Mademoiselle Lisa takes the story of The Prince and the Pauper and reshapes it as a both modern and ageless fable. ‘Lisa’ is sick of just being an object of adoration, sick of the endless staring. She just wants a normal life, doing normal things. One day she decides that rather than sitting around, she needs to go out and seek this life she desires. Mademoiselle Lisa is both absurd and serious, suggesting that the world is there for the taking, no matter who you are. You just have to go out and get it. A small hardback, ‘Mademoiselle Lisa’ has wide appeal. Younger readers will enjoy the absurdity, while older readers will enjoy the reminder that anything is possible, if you will it so.
Mademoiselle Lisa, Delphine Perret
Black Dog Books 2010
review by Claire Saxby, Children’s Author
Martha has learnt a new word and is using it quite a lot. The word is ‘MINE!’ and she’s applying it to everything around her. Her parents and little brother would quite like her to share, but Martha’s having none of it. Until she discovers that having everything isn’t quite all it’s cracked up to be. This is a landscape-format paperback with a mauve and pink cover. Martha and her family are soft anthropomorphised otters. Endpapers show Martha at her non-sharing best. Illustrations depict Martha and her family in soft pastels and include large areas of white space. This is an international edition of the original US edition.
Martha’s parents try all sorts of ways to introduce the concept of sharing to this strong-willed child but with little success. Indeed they almost quake in the force of her ownership bids. They withdraw then and leave Martha with all her things. But Martha discovers this isn’t what she wanted after all. Martha Doesn’t Share sends a very clear message about the value of sharing. But never fear that Martha is completely reformed by her discovery of the up-side of sharing. The final opening shows Martha is still fairly sure that she owns most of the world. Recommended for preschool age children.

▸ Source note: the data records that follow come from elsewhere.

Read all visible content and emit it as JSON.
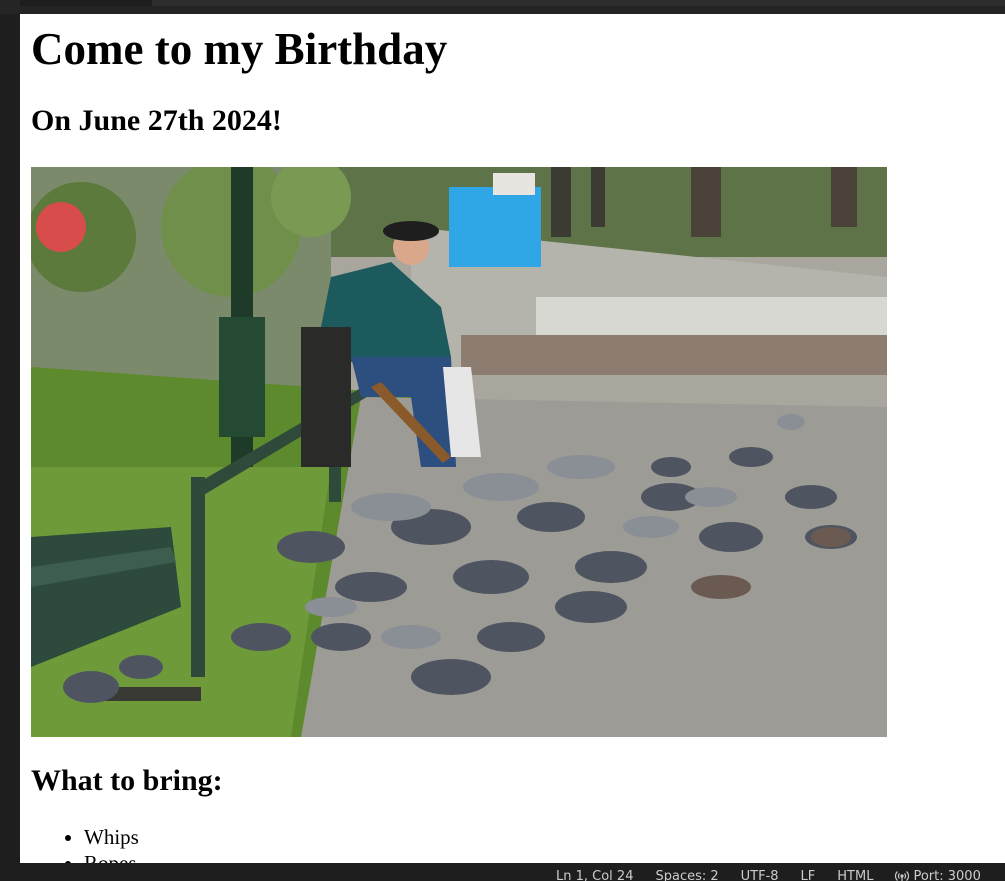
{
  "page": {
    "title": "Come to my Birthday",
    "date_heading": "On June 27th 2024!",
    "bring_heading": "What to bring:",
    "bring_items": [
      "Whips",
      "Ropes"
    ]
  },
  "photo": {
    "subject": "elderly man on park bench feeding a crowd of pigeons",
    "icon": "photo-image"
  },
  "statusbar": {
    "position": "Ln 1, Col 24",
    "spaces": "Spaces: 2",
    "encoding": "UTF-8",
    "eol": "LF",
    "language": "HTML",
    "port": "Port: 3000",
    "port_icon": "broadcast-icon"
  },
  "colors": {
    "editor_bg": "#1e1e1e",
    "preview_bg": "#ffffff",
    "status_text": "#cccccc"
  }
}
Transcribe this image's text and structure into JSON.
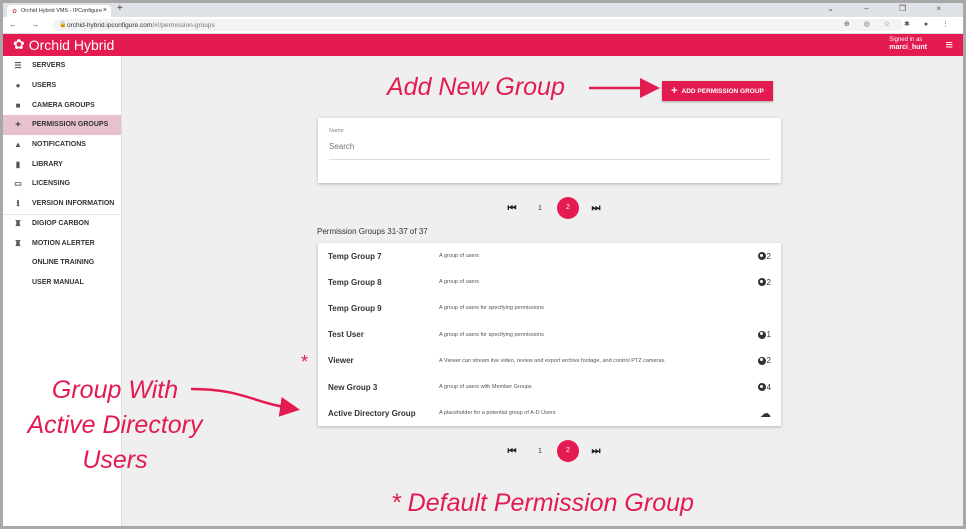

Martha Doesn’t Share, Samantha Berger & Bruce Whatley
review by Claire Saxby, Children’s Author